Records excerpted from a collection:
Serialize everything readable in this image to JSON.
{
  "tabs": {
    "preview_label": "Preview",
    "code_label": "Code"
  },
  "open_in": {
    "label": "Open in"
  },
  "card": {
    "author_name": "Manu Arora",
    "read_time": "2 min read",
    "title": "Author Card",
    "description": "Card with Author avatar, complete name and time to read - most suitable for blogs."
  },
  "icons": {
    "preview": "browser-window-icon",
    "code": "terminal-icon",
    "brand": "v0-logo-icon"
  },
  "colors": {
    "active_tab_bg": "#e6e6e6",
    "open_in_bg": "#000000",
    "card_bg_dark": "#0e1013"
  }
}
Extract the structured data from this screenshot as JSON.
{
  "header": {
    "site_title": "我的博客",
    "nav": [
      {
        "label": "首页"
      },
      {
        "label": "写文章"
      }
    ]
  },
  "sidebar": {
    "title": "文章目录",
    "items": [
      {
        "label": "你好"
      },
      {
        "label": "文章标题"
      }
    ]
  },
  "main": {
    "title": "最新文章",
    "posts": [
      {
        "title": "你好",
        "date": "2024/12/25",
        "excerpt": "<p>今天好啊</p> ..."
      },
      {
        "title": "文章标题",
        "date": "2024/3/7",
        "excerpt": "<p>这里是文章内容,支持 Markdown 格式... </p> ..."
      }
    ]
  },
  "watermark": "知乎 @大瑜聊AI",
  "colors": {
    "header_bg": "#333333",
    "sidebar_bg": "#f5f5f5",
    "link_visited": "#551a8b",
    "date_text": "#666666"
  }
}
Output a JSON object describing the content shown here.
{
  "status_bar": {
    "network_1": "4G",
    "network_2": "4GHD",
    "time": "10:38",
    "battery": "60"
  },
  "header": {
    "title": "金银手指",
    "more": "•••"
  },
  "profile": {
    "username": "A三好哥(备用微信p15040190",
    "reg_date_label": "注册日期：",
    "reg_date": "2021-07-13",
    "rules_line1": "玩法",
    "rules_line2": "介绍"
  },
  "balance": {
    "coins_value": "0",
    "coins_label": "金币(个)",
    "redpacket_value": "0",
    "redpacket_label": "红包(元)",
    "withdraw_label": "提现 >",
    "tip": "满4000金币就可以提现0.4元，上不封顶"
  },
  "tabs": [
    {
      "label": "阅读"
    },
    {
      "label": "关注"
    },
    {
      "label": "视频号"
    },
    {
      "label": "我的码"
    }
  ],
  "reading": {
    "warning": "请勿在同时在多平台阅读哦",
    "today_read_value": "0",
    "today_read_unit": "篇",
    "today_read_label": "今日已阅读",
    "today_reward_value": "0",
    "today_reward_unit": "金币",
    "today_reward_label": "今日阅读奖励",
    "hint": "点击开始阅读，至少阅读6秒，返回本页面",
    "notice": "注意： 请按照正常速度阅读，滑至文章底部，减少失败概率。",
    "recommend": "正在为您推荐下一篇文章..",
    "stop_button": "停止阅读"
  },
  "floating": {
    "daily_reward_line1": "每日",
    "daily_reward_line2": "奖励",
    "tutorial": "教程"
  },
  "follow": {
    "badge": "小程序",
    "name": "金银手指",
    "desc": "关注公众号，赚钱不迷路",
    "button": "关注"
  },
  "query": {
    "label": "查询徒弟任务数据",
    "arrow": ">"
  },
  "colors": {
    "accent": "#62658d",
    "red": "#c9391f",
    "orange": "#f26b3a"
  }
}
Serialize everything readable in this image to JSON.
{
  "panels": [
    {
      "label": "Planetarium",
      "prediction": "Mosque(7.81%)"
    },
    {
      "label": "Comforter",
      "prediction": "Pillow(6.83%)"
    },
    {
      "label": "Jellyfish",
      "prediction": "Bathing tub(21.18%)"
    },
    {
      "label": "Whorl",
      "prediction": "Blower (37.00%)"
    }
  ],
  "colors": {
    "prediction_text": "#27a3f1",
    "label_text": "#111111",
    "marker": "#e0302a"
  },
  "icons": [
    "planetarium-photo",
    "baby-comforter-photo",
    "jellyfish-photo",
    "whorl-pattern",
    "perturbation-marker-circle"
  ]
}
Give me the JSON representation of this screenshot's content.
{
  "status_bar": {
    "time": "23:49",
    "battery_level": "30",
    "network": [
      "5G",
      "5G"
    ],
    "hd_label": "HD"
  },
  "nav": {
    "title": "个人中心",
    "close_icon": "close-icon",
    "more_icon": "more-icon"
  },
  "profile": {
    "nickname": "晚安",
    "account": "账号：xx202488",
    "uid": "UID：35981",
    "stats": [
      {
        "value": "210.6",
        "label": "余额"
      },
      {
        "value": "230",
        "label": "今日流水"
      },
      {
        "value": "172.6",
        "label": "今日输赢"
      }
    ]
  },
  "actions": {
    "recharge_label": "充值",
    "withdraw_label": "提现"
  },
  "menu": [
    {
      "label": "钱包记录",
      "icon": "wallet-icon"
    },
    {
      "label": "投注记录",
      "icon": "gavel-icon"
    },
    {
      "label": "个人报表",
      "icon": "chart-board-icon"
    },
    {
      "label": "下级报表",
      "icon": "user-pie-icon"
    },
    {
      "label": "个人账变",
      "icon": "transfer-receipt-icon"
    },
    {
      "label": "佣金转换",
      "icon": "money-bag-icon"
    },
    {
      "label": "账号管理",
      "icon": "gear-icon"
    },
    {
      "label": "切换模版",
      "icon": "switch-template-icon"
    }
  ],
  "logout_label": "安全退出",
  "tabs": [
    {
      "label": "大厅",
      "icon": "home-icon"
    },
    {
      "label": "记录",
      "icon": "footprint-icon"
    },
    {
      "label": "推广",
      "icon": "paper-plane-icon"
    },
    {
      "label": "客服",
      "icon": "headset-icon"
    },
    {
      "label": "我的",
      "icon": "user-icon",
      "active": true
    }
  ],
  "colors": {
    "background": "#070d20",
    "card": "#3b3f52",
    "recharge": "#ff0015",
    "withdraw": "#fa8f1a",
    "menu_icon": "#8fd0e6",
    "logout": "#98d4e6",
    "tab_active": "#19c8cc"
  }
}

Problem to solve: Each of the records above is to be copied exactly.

Result for this task:
Serialize everything readable in this image to JSON.
{
  "tabs": {
    "preview_label": "Preview",
    "code_label": "Code"
  },
  "open_in": {
    "label": "Open in"
  },
  "card": {
    "author_name": "Manu Arora",
    "read_time": "2 min read",
    "title": "Author Card",
    "description": "Card with Author avatar, complete name and time to read - most suitable for blogs."
  },
  "icons": {
    "preview": "browser-window-icon",
    "code": "terminal-icon",
    "brand": "v0-logo-icon"
  },
  "colors": {
    "active_tab_bg": "#e6e6e6",
    "open_in_bg": "#000000",
    "card_bg_dark": "#0e1013"
  }
}
Extract the structured data from this screenshot as JSON.
{
  "header": {
    "site_title": "我的博客",
    "nav": [
      {
        "label": "首页"
      },
      {
        "label": "写文章"
      }
    ]
  },
  "sidebar": {
    "title": "文章目录",
    "items": [
      {
        "label": "你好"
      },
      {
        "label": "文章标题"
      }
    ]
  },
  "main": {
    "title": "最新文章",
    "posts": [
      {
        "title": "你好",
        "date": "2024/12/25",
        "excerpt": "<p>今天好啊</p> ..."
      },
      {
        "title": "文章标题",
        "date": "2024/3/7",
        "excerpt": "<p>这里是文章内容,支持 Markdown 格式... </p> ..."
      }
    ]
  },
  "watermark": "知乎 @大瑜聊AI",
  "colors": {
    "header_bg": "#333333",
    "sidebar_bg": "#f5f5f5",
    "link_visited": "#551a8b",
    "date_text": "#666666"
  }
}
Output a JSON object describing the content shown here.
{
  "status_bar": {
    "network_1": "4G",
    "network_2": "4GHD",
    "time": "10:38",
    "battery": "60"
  },
  "header": {
    "title": "金银手指",
    "more": "•••"
  },
  "profile": {
    "username": "A三好哥(备用微信p15040190",
    "reg_date_label": "注册日期：",
    "reg_date": "2021-07-13",
    "rules_line1": "玩法",
    "rules_line2": "介绍"
  },
  "balance": {
    "coins_value": "0",
    "coins_label": "金币(个)",
    "redpacket_value": "0",
    "redpacket_label": "红包(元)",
    "withdraw_label": "提现 >",
    "tip": "满4000金币就可以提现0.4元，上不封顶"
  },
  "tabs": [
    {
      "label": "阅读"
    },
    {
      "label": "关注"
    },
    {
      "label": "视频号"
    },
    {
      "label": "我的码"
    }
  ],
  "reading": {
    "warning": "请勿在同时在多平台阅读哦",
    "today_read_value": "0",
    "today_read_unit": "篇",
    "today_read_label": "今日已阅读",
    "today_reward_value": "0",
    "today_reward_unit": "金币",
    "today_reward_label": "今日阅读奖励",
    "hint": "点击开始阅读，至少阅读6秒，返回本页面",
    "notice": "注意： 请按照正常速度阅读，滑至文章底部，减少失败概率。",
    "recommend": "正在为您推荐下一篇文章..",
    "stop_button": "停止阅读"
  },
  "floating": {
    "daily_reward_line1": "每日",
    "daily_reward_line2": "奖励",
    "tutorial": "教程"
  },
  "follow": {
    "badge": "小程序",
    "name": "金银手指",
    "desc": "关注公众号，赚钱不迷路",
    "button": "关注"
  },
  "query": {
    "label": "查询徒弟任务数据",
    "arrow": ">"
  },
  "colors": {
    "accent": "#62658d",
    "red": "#c9391f",
    "orange": "#f26b3a"
  }
}
Serialize everything readable in this image to JSON.
{
  "panels": [
    {
      "label": "Planetarium",
      "prediction": "Mosque(7.81%)"
    },
    {
      "label": "Comforter",
      "prediction": "Pillow(6.83%)"
    },
    {
      "label": "Jellyfish",
      "prediction": "Bathing tub(21.18%)"
    },
    {
      "label": "Whorl",
      "prediction": "Blower (37.00%)"
    }
  ],
  "colors": {
    "prediction_text": "#27a3f1",
    "label_text": "#111111",
    "marker": "#e0302a"
  },
  "icons": [
    "planetarium-photo",
    "baby-comforter-photo",
    "jellyfish-photo",
    "whorl-pattern",
    "perturbation-marker-circle"
  ]
}
Give me the JSON representation of this screenshot's content.
{
  "status_bar": {
    "time": "23:49",
    "battery_level": "30",
    "network": [
      "5G",
      "5G"
    ],
    "hd_label": "HD"
  },
  "nav": {
    "title": "个人中心",
    "close_icon": "close-icon",
    "more_icon": "more-icon"
  },
  "profile": {
    "nickname": "晚安",
    "account": "账号：xx202488",
    "uid": "UID：35981",
    "stats": [
      {
        "value": "210.6",
        "label": "余额"
      },
      {
        "value": "230",
        "label": "今日流水"
      },
      {
        "value": "172.6",
        "label": "今日输赢"
      }
    ]
  },
  "actions": {
    "recharge_label": "充值",
    "withdraw_label": "提现"
  },
  "menu": [
    {
      "label": "钱包记录",
      "icon": "wallet-icon"
    },
    {
      "label": "投注记录",
      "icon": "gavel-icon"
    },
    {
      "label": "个人报表",
      "icon": "chart-board-icon"
    },
    {
      "label": "下级报表",
      "icon": "user-pie-icon"
    },
    {
      "label": "个人账变",
      "icon": "transfer-receipt-icon"
    },
    {
      "label": "佣金转换",
      "icon": "money-bag-icon"
    },
    {
      "label": "账号管理",
      "icon": "gear-icon"
    },
    {
      "label": "切换模版",
      "icon": "switch-template-icon"
    }
  ],
  "logout_label": "安全退出",
  "tabs": [
    {
      "label": "大厅",
      "icon": "home-icon"
    },
    {
      "label": "记录",
      "icon": "footprint-icon"
    },
    {
      "label": "推广",
      "icon": "paper-plane-icon"
    },
    {
      "label": "客服",
      "icon": "headset-icon"
    },
    {
      "label": "我的",
      "icon": "user-icon",
      "active": true
    }
  ],
  "colors": {
    "background": "#070d20",
    "card": "#3b3f52",
    "recharge": "#ff0015",
    "withdraw": "#fa8f1a",
    "menu_icon": "#8fd0e6",
    "logout": "#98d4e6",
    "tab_active": "#19c8cc"
  }
}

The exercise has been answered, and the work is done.